Modern quiltingModern Quilting Blog

In this new showcase I’m featuring four Modern Quilters that you will love!

Maryline Collioud-Robert

I was an exchange student in the USA in the 70ties and discovered patchwork and quilting there by sleeping under an old quilt made by the grand-mother. From then on, I’m self-taught and have been making quilts for 47 years. 45 years ago, I was lucky to take a workshop with Michael James and enjoyed it so much, my love of colors had found a sounding board!

I make intense textile surface with patchwork and appliqué, mostly in mosaic style. I like to study colors interactions between fabrics, as well as gradations, progressions, contrasts…

My first inspiration is always visual, either starting from a color combination or from observing nature. I like to work on series, although whenever I’m deep into a series, I suddenly have another inspiration and start on a new one. I have so many ideas, I could quilt and create full time for the next 100 years! (And I have so much fabric at home that I could do just that!!)

I’m interested in the Modern Quilt movement, but more as an observer. I do not define myself a modern quilter, I do not make « modern » quilts as per the official definition. I’m just a quilter, an art quilter or a contemporary quilter. In fact, the quilts I was making 40 years ago were much more “modern” according to the current definition! 

I teach and exhibit internationally, and I really enjoy the quilting community which has developed itself over the years. I love to teach, but don’t care to travel as much any more, that’s why I created a line of quilt patterns. A new adventure!!


Lucinda Walker

I first made a quilt while I was stuck at home undergoing treatment and recovery from a serious illness. I had always wanted to try quilting, and suddenly putting it off until “someday” didn’t feel right. I taught myself, using books and online videos, with whatever fabric I had around the house. At that time I had no inkling that an enormous community of quilters existed. I was just tinkering away alone, and learning mostly from my mistakes.
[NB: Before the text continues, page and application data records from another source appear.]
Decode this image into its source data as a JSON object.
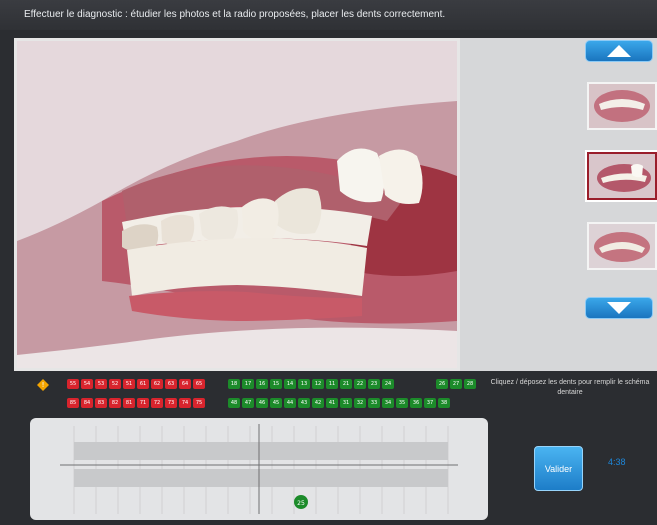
{
  "header": {
    "instruction": "Effectuer le diagnostic : étudier les photos et la radio proposées, placer les dents correctement."
  },
  "teeth": {
    "red_top": [
      "55",
      "54",
      "53",
      "52",
      "51",
      "61",
      "62",
      "63",
      "64",
      "65"
    ],
    "red_bottom": [
      "85",
      "84",
      "83",
      "82",
      "81",
      "71",
      "72",
      "73",
      "74",
      "75"
    ],
    "green_top_a": [
      "18",
      "17",
      "16",
      "15",
      "14",
      "13",
      "12",
      "11",
      "21",
      "22",
      "23",
      "24"
    ],
    "green_top_b": [
      "26",
      "27",
      "28"
    ],
    "green_bottom": [
      "48",
      "47",
      "46",
      "45",
      "44",
      "43",
      "42",
      "41",
      "31",
      "32",
      "33",
      "34",
      "35",
      "36",
      "37",
      "38"
    ]
  },
  "side_instruction": "Cliquez / déposez les dents pour remplir le schéma dentaire",
  "chart": {
    "marker_label": "25"
  },
  "controls": {
    "validate": "Valider",
    "timer": "4:38"
  },
  "colors": {
    "accent": "#1a75bf",
    "deciduous": "#d8242d",
    "permanent": "#1c8b2a"
  }
}
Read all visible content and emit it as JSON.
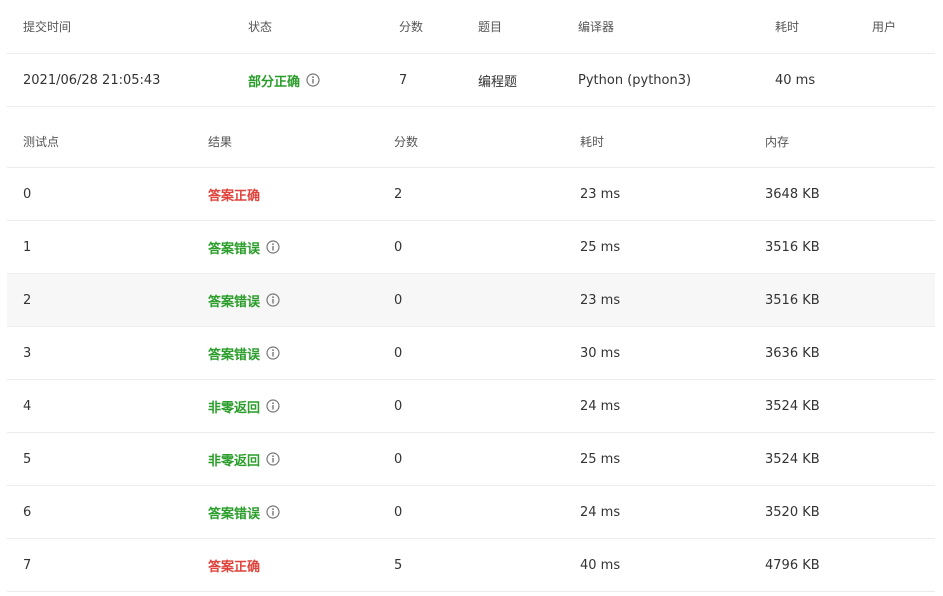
{
  "colors": {
    "partial": "#2a9d2a",
    "correct": "#e0433b",
    "wrong": "#2a9d2a",
    "icon": "#777777"
  },
  "submission": {
    "headers": {
      "time": "提交时间",
      "status": "状态",
      "score": "分数",
      "problem": "题目",
      "compiler": "编译器",
      "elapsed": "耗时",
      "user": "用户"
    },
    "row": {
      "time": "2021/06/28 21:05:43",
      "status": "部分正确",
      "status_type": "partial",
      "score": "7",
      "problem": "编程题",
      "compiler": "Python (python3)",
      "elapsed": "40 ms",
      "user": ""
    }
  },
  "testcases": {
    "headers": {
      "case": "测试点",
      "result": "结果",
      "score": "分数",
      "elapsed": "耗时",
      "memory": "内存"
    },
    "rows": [
      {
        "case": "0",
        "result": "答案正确",
        "result_type": "correct",
        "info_icon": false,
        "score": "2",
        "elapsed": "23 ms",
        "memory": "3648 KB"
      },
      {
        "case": "1",
        "result": "答案错误",
        "result_type": "wrong",
        "info_icon": true,
        "score": "0",
        "elapsed": "25 ms",
        "memory": "3516 KB"
      },
      {
        "case": "2",
        "result": "答案错误",
        "result_type": "wrong",
        "info_icon": true,
        "score": "0",
        "elapsed": "23 ms",
        "memory": "3516 KB"
      },
      {
        "case": "3",
        "result": "答案错误",
        "result_type": "wrong",
        "info_icon": true,
        "score": "0",
        "elapsed": "30 ms",
        "memory": "3636 KB"
      },
      {
        "case": "4",
        "result": "非零返回",
        "result_type": "wrong",
        "info_icon": true,
        "score": "0",
        "elapsed": "24 ms",
        "memory": "3524 KB"
      },
      {
        "case": "5",
        "result": "非零返回",
        "result_type": "wrong",
        "info_icon": true,
        "score": "0",
        "elapsed": "25 ms",
        "memory": "3524 KB"
      },
      {
        "case": "6",
        "result": "答案错误",
        "result_type": "wrong",
        "info_icon": true,
        "score": "0",
        "elapsed": "24 ms",
        "memory": "3520 KB"
      },
      {
        "case": "7",
        "result": "答案正确",
        "result_type": "correct",
        "info_icon": false,
        "score": "5",
        "elapsed": "40 ms",
        "memory": "4796 KB"
      }
    ]
  }
}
I soon discovered that friends from my cancer fitness group were also quilters, and slowly this wide world of quilting began to open its doors to me. I later joined the Modern Quilt Guild where I have met many of my most cherished friends and learned more about quilts than I ever thought possible.

Back in college, I had gone to art school; my focus was on ceramics with an emphasis on tile-making. I loved working in grids, with repeating motifs, or with pieces that fit together. When I later shifted my focus to quilting, it became clear that quilting is a perfect synthesis of textiles and ceramic tile: it’s like making tiles out of fabric. 

My quilts today are abstract and semi-improvised. I regard quilts as artworks, and I love that they can be expressive and experimental. I enjoy the freedom of working without a pattern, but I also find comfort in working within a structure or with a plan. I usually start with a sense of what I want my quilt to look like, with a general procedure in mind, but I allow for flexibility, responding to the piece as it develops, open to changing course as I go. I don’t always make my sewn fabric creations into quilts. Sometimes I put them in a frame instead, preferring to treat them as artworks for the wall. I am still exploring, experimenting, and playing with fabric, finding ways to express myself through this medium I love.



I’m an art educator, Visual Storyteller & Janome Artisan living in the Midwest, USA, passionate about sustainability, social justice and urban gardening, committed to maintaining a public garden space in the downtown area where I reside. I began teaching myself how to sew over 11 years ago. My maternal grandmother was the only family memberI had seen machine stitching growing up in Cuba.

I lead workshops in a variety of subjects, encouraging creative, sustainable approaches as a way to build confidence and community, with a back to basics approach, and consciousness about resource use/waste.

Working towards a sustainable future includes: learning new skills, supporting renewable energy, repairing our clothes, slowing down on consumption, growing food responsibly, preserving cultural traditions and Respecting Each Other’s contributions. Those are things that I value greatly.

I want to use, reuse and re-imagine leftover materials to make something whole again; in doing so, I respect the human and environmental resources that go into textile production. I don’t consider myself a quilter, rather a fiber artist. I like to draw on cultural traditions, my own and others, to infuse a work with vitality and interest. I like to create using as many techniques as possible and really appreciate hand-stitching. I love curve piecing because of the energy and organic aspect it offers. I consider myself an explorer and believe that everything “goes” together in creating textile compositions. We can’t have a modern movement without cultural traditions. 
My goal moving forward is to ensure that there is more cultural representation in textile/fiber arts and that companies learn, alongside a diverse group of artists from around the world, to include immigrants in their creative initiatives. 


Porfiria Gomez

My name is Porfiria I am a native New Yorker. I was raised in the Bronx. While growing up in the Bronx my mom shared stories with me of her grandmother quilts. How she would lay on top of them, she sparked my love of quilting with this stories. She taught me at an early age how to quilt. Hand sewing pieces together to make beautiful works of art. As I became a mum my quilting passion returned.  I began to create quilts for my children. When I quilt I strive to showcase my childhood. By using solids colors and prints that tie into my hispanic culture.